Data records

______________________________

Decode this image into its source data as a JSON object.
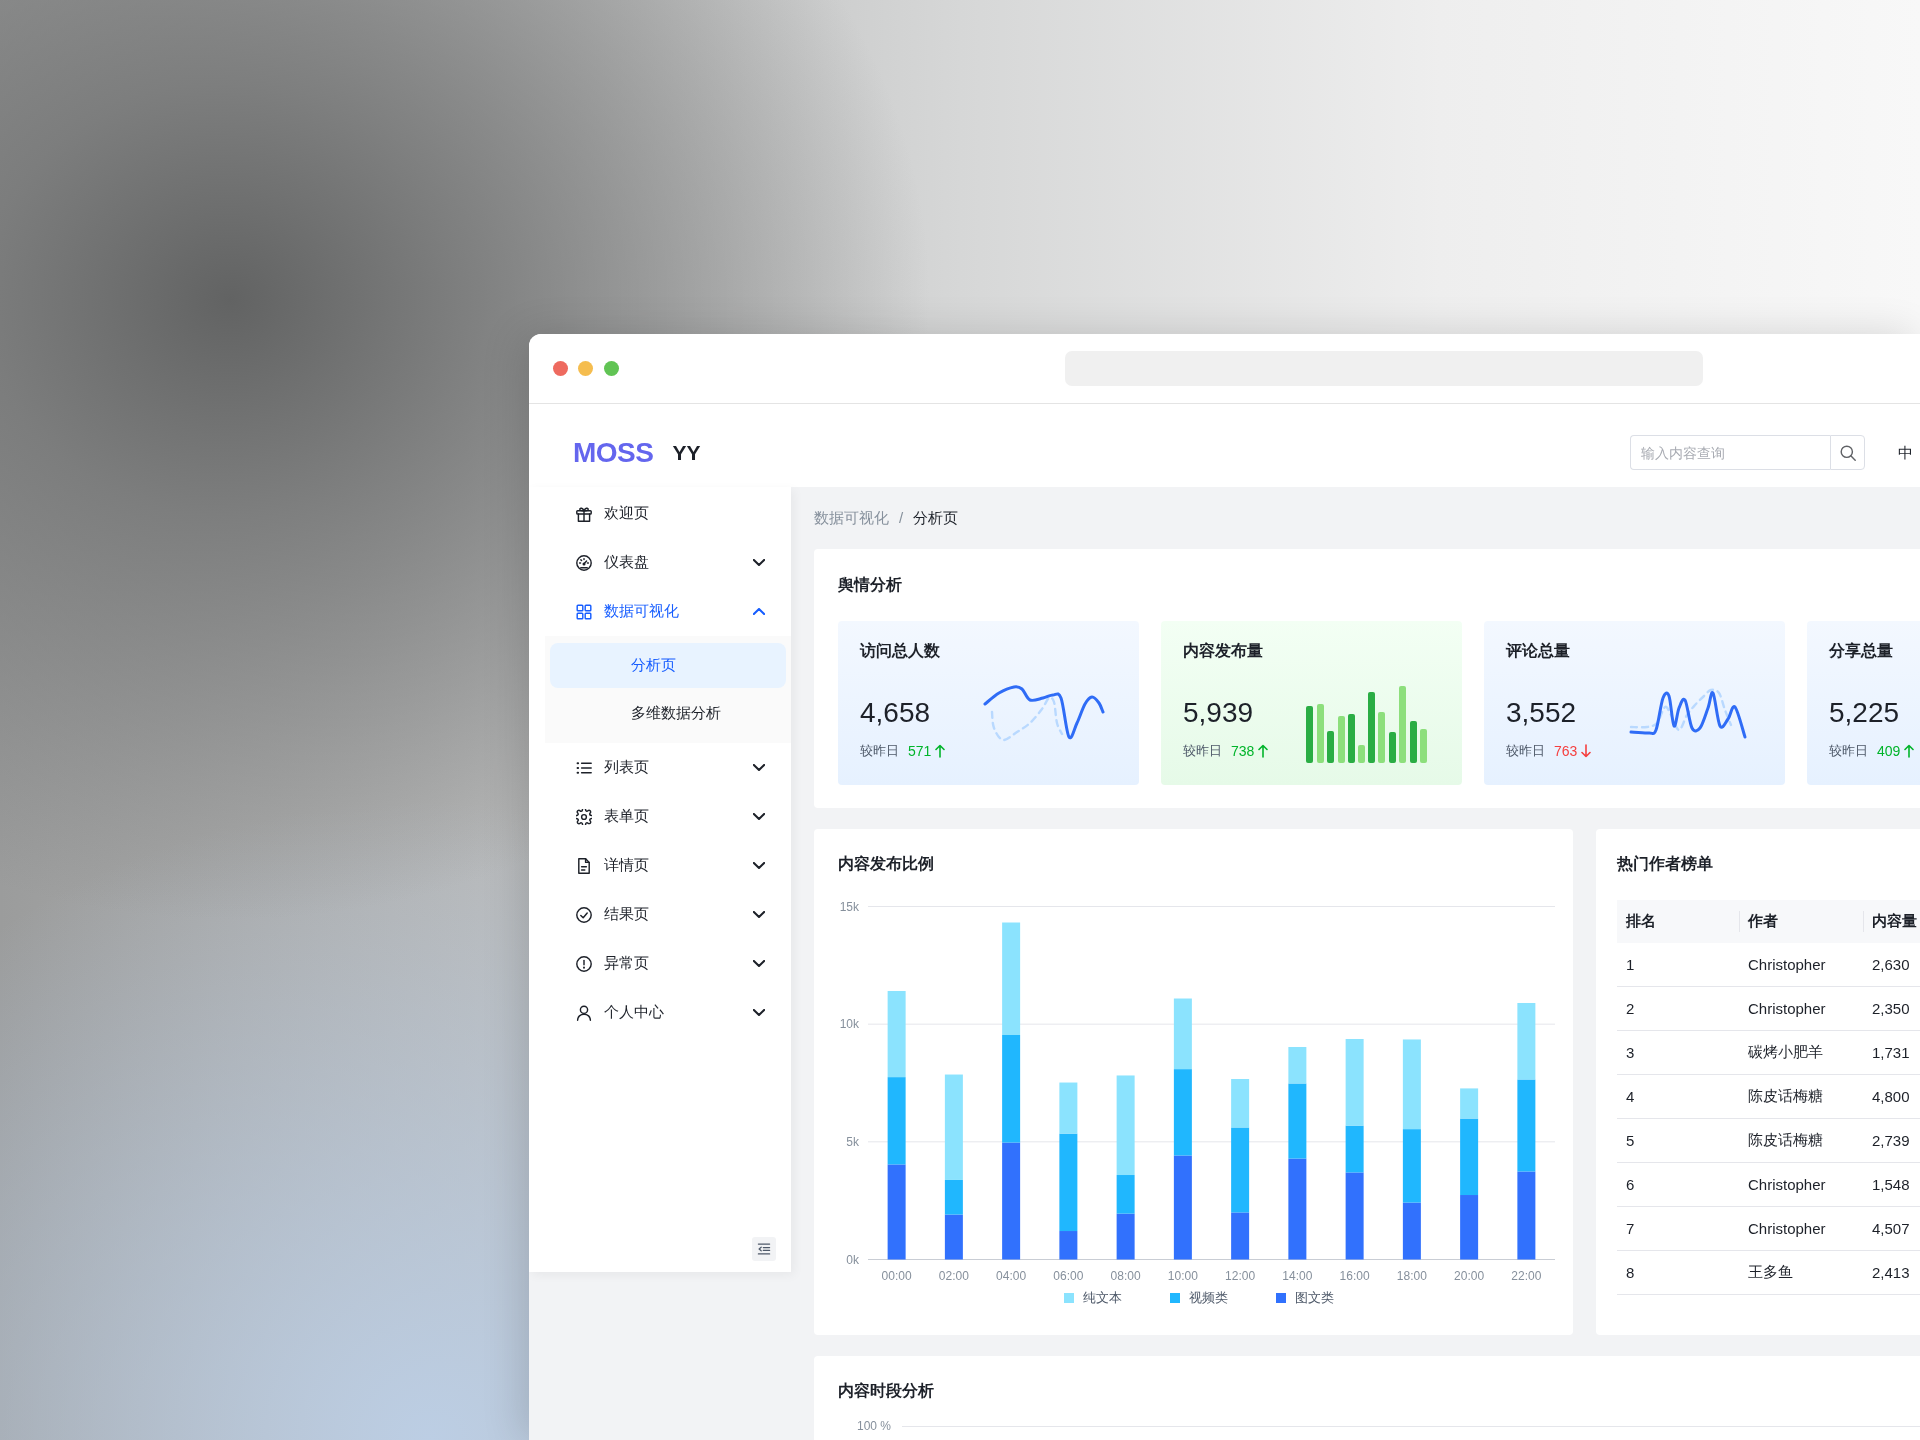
{
  "header": {
    "logo": "MOSS",
    "app_name": "YY",
    "search": {
      "placeholder": "输入内容查询"
    },
    "language": "中"
  },
  "sidebar": {
    "items": [
      {
        "label": "欢迎页",
        "selected": false
      },
      {
        "label": "仪表盘",
        "selected": false,
        "expanded": false
      },
      {
        "label": "数据可视化",
        "selected": true,
        "expanded": true,
        "children": [
          {
            "label": "分析页",
            "selected": true
          },
          {
            "label": "多维数据分析",
            "selected": false
          }
        ]
      },
      {
        "label": "列表页",
        "selected": false,
        "expanded": false
      },
      {
        "label": "表单页",
        "selected": false,
        "expanded": false
      },
      {
        "label": "详情页",
        "selected": false,
        "expanded": false
      },
      {
        "label": "结果页",
        "selected": false,
        "expanded": false
      },
      {
        "label": "异常页",
        "selected": false,
        "expanded": false
      },
      {
        "label": "个人中心",
        "selected": false,
        "expanded": false
      }
    ]
  },
  "breadcrumb": {
    "items": [
      "数据可视化",
      "分析页"
    ],
    "separator": "/"
  },
  "sentiment": {
    "title": "舆情分析",
    "cards": [
      {
        "title": "访问总人数",
        "value": "4,658",
        "compare_label": "较昨日",
        "change": "571",
        "increase": true,
        "kind": "line"
      },
      {
        "title": "内容发布量",
        "value": "5,939",
        "compare_label": "较昨日",
        "change": "738",
        "increase": true,
        "kind": "bar"
      },
      {
        "title": "评论总量",
        "value": "3,552",
        "compare_label": "较昨日",
        "change": "763",
        "increase": false,
        "kind": "line"
      },
      {
        "title": "分享总量",
        "value": "5,225",
        "compare_label": "较昨日",
        "change": "409",
        "increase": true,
        "kind": "plain"
      }
    ]
  },
  "content_ratio": {
    "chart_data": {
      "type": "bar",
      "title": "内容发布比例",
      "stacked": true,
      "legend": "bottom",
      "categories": [
        "00:00",
        "02:00",
        "04:00",
        "06:00",
        "08:00",
        "10:00",
        "12:00",
        "14:00",
        "16:00",
        "18:00",
        "20:00",
        "22:00"
      ],
      "series": [
        {
          "name": "纯文本",
          "color": "#8be3fe",
          "values": [
            3660,
            4480,
            4780,
            2170,
            4230,
            3000,
            2060,
            1550,
            3680,
            3810,
            1280,
            3250
          ]
        },
        {
          "name": "视频类",
          "color": "#20b7fe",
          "values": [
            3710,
            1470,
            4570,
            4140,
            1640,
            3670,
            3610,
            3190,
            1990,
            3120,
            3250,
            3910
          ]
        },
        {
          "name": "图文类",
          "color": "#3171fd",
          "values": [
            4040,
            1910,
            4970,
            1210,
            1950,
            4420,
            2000,
            4290,
            3700,
            2420,
            2740,
            3740
          ]
        }
      ],
      "ylim": [
        0,
        15000
      ],
      "yticks": [
        {
          "value": 0,
          "label": "0k"
        },
        {
          "value": 5000,
          "label": "5k"
        },
        {
          "value": 10000,
          "label": "10k"
        },
        {
          "value": 15000,
          "label": "15k"
        }
      ]
    }
  },
  "top_authors": {
    "title": "热门作者榜单",
    "columns": [
      "排名",
      "作者",
      "内容量"
    ],
    "rows": [
      [
        "1",
        "Christopher",
        "2,630"
      ],
      [
        "2",
        "Christopher",
        "2,350"
      ],
      [
        "3",
        "碳烤小肥羊",
        "1,731"
      ],
      [
        "4",
        "陈皮话梅糖",
        "4,800"
      ],
      [
        "5",
        "陈皮话梅糖",
        "2,739"
      ],
      [
        "6",
        "Christopher",
        "1,548"
      ],
      [
        "7",
        "Christopher",
        "4,507"
      ],
      [
        "8",
        "王多鱼",
        "2,413"
      ]
    ]
  },
  "time_analysis": {
    "title": "内容时段分析",
    "y_tick": "100 %"
  }
}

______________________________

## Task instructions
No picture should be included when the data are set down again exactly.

## Your solution
Decode this image into its source data as a JSON object.
{
  "header": {
    "logo": "MOSS",
    "app_name": "YY",
    "search": {
      "placeholder": "输入内容查询"
    },
    "language": "中"
  },
  "sidebar": {
    "items": [
      {
        "label": "欢迎页",
        "selected": false
      },
      {
        "label": "仪表盘",
        "selected": false,
        "expanded": false
      },
      {
        "label": "数据可视化",
        "selected": true,
        "expanded": true,
        "children": [
          {
            "label": "分析页",
            "selected": true
          },
          {
            "label": "多维数据分析",
            "selected": false
          }
        ]
      },
      {
        "label": "列表页",
        "selected": false,
        "expanded": false
      },
      {
        "label": "表单页",
        "selected": false,
        "expanded": false
      },
      {
        "label": "详情页",
        "selected": false,
        "expanded": false
      },
      {
        "label": "结果页",
        "selected": false,
        "expanded": false
      },
      {
        "label": "异常页",
        "selected": false,
        "expanded": false
      },
      {
        "label": "个人中心",
        "selected": false,
        "expanded": false
      }
    ]
  },
  "breadcrumb": {
    "items": [
      "数据可视化",
      "分析页"
    ],
    "separator": "/"
  },
  "sentiment": {
    "title": "舆情分析",
    "cards": [
      {
        "title": "访问总人数",
        "value": "4,658",
        "compare_label": "较昨日",
        "change": "571",
        "increase": true,
        "kind": "line"
      },
      {
        "title": "内容发布量",
        "value": "5,939",
        "compare_label": "较昨日",
        "change": "738",
        "increase": true,
        "kind": "bar"
      },
      {
        "title": "评论总量",
        "value": "3,552",
        "compare_label": "较昨日",
        "change": "763",
        "increase": false,
        "kind": "line"
      },
      {
        "title": "分享总量",
        "value": "5,225",
        "compare_label": "较昨日",
        "change": "409",
        "increase": true,
        "kind": "plain"
      }
    ]
  },
  "content_ratio": {
    "chart_data": {
      "type": "bar",
      "title": "内容发布比例",
      "stacked": true,
      "legend": "bottom",
      "categories": [
        "00:00",
        "02:00",
        "04:00",
        "06:00",
        "08:00",
        "10:00",
        "12:00",
        "14:00",
        "16:00",
        "18:00",
        "20:00",
        "22:00"
      ],
      "series": [
        {
          "name": "纯文本",
          "color": "#8be3fe",
          "values": [
            3660,
            4480,
            4780,
            2170,
            4230,
            3000,
            2060,
            1550,
            3680,
            3810,
            1280,
            3250
          ]
        },
        {
          "name": "视频类",
          "color": "#20b7fe",
          "values": [
            3710,
            1470,
            4570,
            4140,
            1640,
            3670,
            3610,
            3190,
            1990,
            3120,
            3250,
            3910
          ]
        },
        {
          "name": "图文类",
          "color": "#3171fd",
          "values": [
            4040,
            1910,
            4970,
            1210,
            1950,
            4420,
            2000,
            4290,
            3700,
            2420,
            2740,
            3740
          ]
        }
      ],
      "ylim": [
        0,
        15000
      ],
      "yticks": [
        {
          "value": 0,
          "label": "0k"
        },
        {
          "value": 5000,
          "label": "5k"
        },
        {
          "value": 10000,
          "label": "10k"
        },
        {
          "value": 15000,
          "label": "15k"
        }
      ]
    }
  },
  "top_authors": {
    "title": "热门作者榜单",
    "columns": [
      "排名",
      "作者",
      "内容量"
    ],
    "rows": [
      [
        "1",
        "Christopher",
        "2,630"
      ],
      [
        "2",
        "Christopher",
        "2,350"
      ],
      [
        "3",
        "碳烤小肥羊",
        "1,731"
      ],
      [
        "4",
        "陈皮话梅糖",
        "4,800"
      ],
      [
        "5",
        "陈皮话梅糖",
        "2,739"
      ],
      [
        "6",
        "Christopher",
        "1,548"
      ],
      [
        "7",
        "Christopher",
        "4,507"
      ],
      [
        "8",
        "王多鱼",
        "2,413"
      ]
    ]
  },
  "time_analysis": {
    "title": "内容时段分析",
    "y_tick": "100 %"
  }
}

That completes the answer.